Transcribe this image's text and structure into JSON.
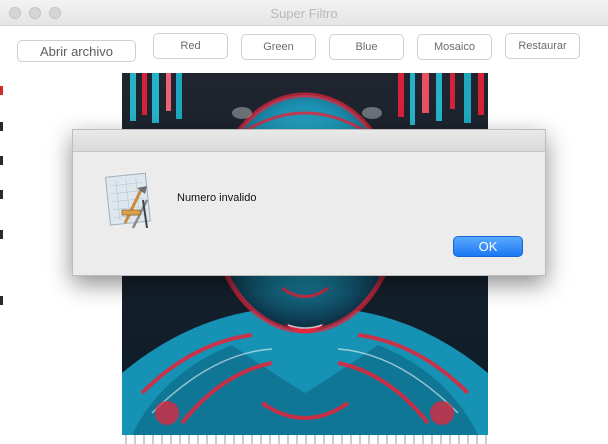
{
  "window": {
    "title": "Super Filtro"
  },
  "toolbar": {
    "open_label": "Abrir archivo",
    "red_label": "Red",
    "green_label": "Green",
    "blue_label": "Blue",
    "mosaic_label": "Mosaico",
    "restore_label": "Restaurar"
  },
  "alert": {
    "message": "Numero invalido",
    "ok_label": "OK",
    "icon": "xcode-app-icon"
  },
  "colors": {
    "accent": "#1a78f2",
    "photo_red": "#e8233a",
    "photo_cyan": "#1fb6cf"
  }
}
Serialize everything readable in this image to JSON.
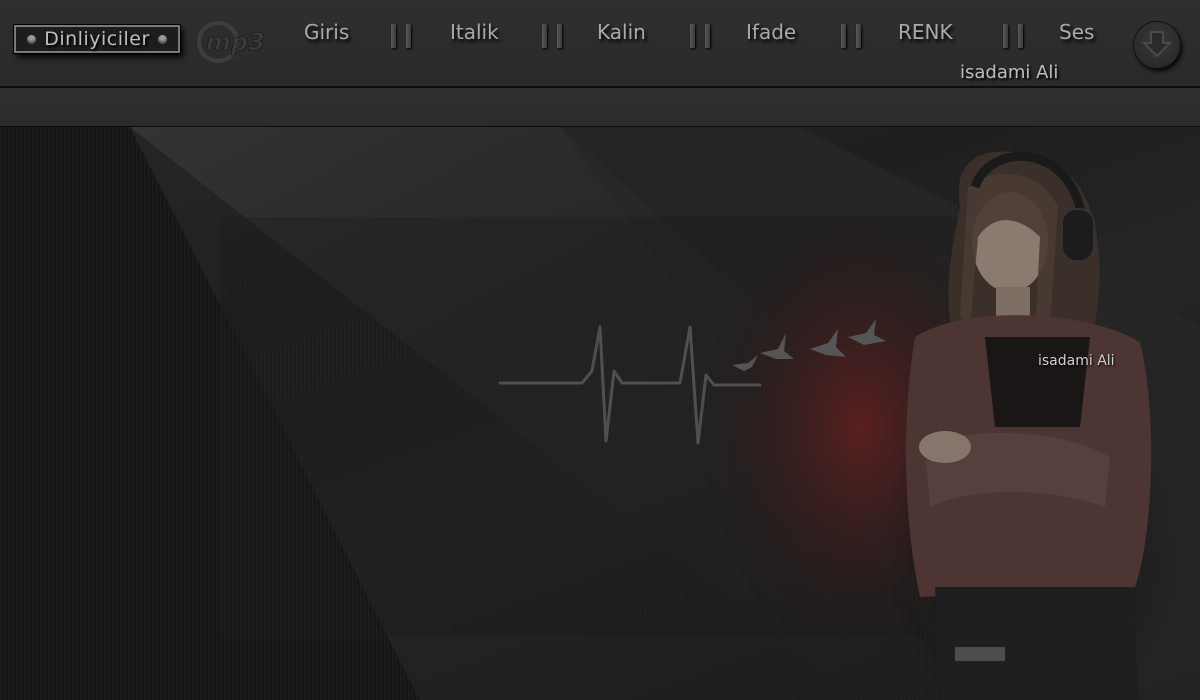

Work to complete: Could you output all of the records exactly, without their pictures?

Your solution:
Transcribe this image's text and structure into JSON.
{
  "window": {
    "title": "Super Filtro"
  },
  "toolbar": {
    "open_label": "Abrir archivo",
    "red_label": "Red",
    "green_label": "Green",
    "blue_label": "Blue",
    "mosaic_label": "Mosaico",
    "restore_label": "Restaurar"
  },
  "alert": {
    "message": "Numero invalido",
    "ok_label": "OK",
    "icon": "xcode-app-icon"
  },
  "colors": {
    "accent": "#1a78f2",
    "photo_red": "#e8233a",
    "photo_cyan": "#1fb6cf"
  }
}
Serialize everything readable in this image to JSON.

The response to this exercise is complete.